Exercise details
Which lines of the records below contain the string "parameters"? Report each of them.

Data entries

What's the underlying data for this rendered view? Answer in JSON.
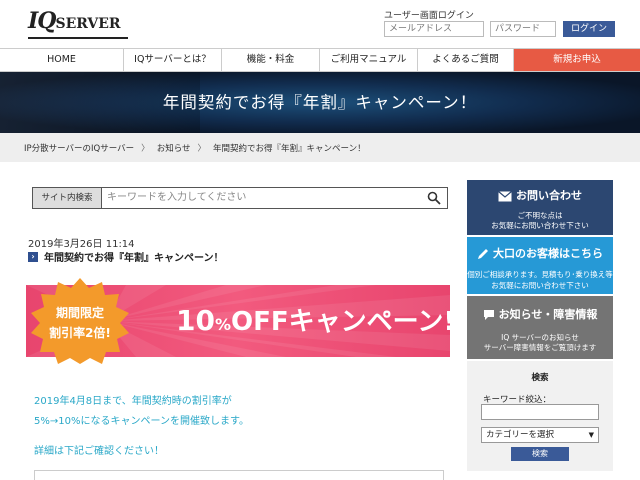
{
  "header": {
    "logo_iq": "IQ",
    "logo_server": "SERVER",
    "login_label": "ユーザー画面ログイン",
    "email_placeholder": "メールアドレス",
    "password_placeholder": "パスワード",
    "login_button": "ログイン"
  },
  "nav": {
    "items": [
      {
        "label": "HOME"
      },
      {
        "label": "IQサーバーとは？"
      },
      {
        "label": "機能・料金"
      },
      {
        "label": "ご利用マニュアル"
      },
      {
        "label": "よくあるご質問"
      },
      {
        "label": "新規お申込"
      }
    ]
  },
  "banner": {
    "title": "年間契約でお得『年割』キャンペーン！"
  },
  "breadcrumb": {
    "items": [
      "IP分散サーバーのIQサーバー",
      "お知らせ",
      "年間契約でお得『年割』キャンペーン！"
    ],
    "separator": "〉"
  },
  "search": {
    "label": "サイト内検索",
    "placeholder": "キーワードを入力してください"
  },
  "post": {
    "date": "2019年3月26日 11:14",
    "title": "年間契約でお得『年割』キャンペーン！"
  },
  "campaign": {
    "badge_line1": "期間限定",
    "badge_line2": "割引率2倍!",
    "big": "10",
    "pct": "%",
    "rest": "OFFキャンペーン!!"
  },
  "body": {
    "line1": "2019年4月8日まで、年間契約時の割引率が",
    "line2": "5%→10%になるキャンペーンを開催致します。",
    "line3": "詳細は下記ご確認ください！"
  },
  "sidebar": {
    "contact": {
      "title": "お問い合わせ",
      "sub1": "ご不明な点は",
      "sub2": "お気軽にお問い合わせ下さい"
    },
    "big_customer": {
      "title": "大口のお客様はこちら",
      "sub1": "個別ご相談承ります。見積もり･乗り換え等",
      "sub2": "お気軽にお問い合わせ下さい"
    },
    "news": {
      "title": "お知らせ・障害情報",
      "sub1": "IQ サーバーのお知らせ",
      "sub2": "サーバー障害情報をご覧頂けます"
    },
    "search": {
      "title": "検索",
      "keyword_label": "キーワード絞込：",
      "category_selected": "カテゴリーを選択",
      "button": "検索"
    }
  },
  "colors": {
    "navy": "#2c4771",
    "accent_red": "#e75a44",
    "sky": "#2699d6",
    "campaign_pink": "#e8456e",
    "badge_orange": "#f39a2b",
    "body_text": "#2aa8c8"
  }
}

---

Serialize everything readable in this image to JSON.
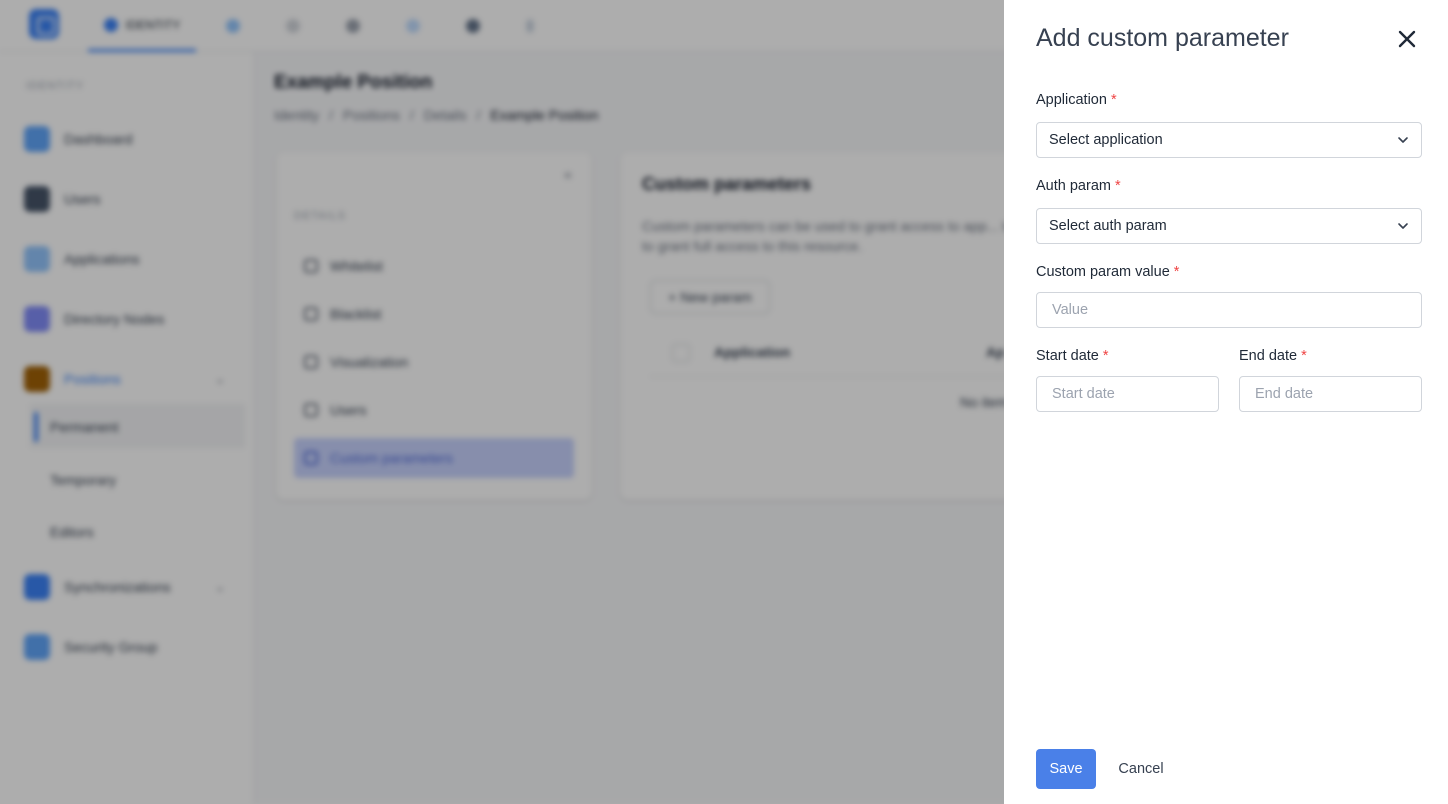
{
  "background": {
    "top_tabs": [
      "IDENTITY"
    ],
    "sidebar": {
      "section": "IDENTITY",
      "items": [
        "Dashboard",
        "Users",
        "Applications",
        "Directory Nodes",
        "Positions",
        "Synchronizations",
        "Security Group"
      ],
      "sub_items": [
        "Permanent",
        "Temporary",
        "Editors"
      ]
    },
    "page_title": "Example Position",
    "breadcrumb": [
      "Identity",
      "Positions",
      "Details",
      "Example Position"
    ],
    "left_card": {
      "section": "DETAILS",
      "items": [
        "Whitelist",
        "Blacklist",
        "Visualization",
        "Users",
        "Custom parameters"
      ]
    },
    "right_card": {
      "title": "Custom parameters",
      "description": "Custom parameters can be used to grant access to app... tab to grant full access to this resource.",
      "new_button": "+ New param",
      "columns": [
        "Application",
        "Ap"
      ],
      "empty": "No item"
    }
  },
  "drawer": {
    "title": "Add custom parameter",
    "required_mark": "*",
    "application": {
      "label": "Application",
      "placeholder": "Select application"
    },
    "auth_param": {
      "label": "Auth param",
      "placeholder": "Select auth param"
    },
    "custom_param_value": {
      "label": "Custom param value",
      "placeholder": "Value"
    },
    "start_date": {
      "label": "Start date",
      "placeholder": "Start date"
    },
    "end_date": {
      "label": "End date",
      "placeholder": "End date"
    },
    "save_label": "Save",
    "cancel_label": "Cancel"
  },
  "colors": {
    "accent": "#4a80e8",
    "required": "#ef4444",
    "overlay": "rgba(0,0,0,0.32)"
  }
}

Completed task
        "Custom parameters"
      "title": "Custom parameters",
      "description": "Custom parameters can be used to grant access to app... tab to grant full access to this resource.",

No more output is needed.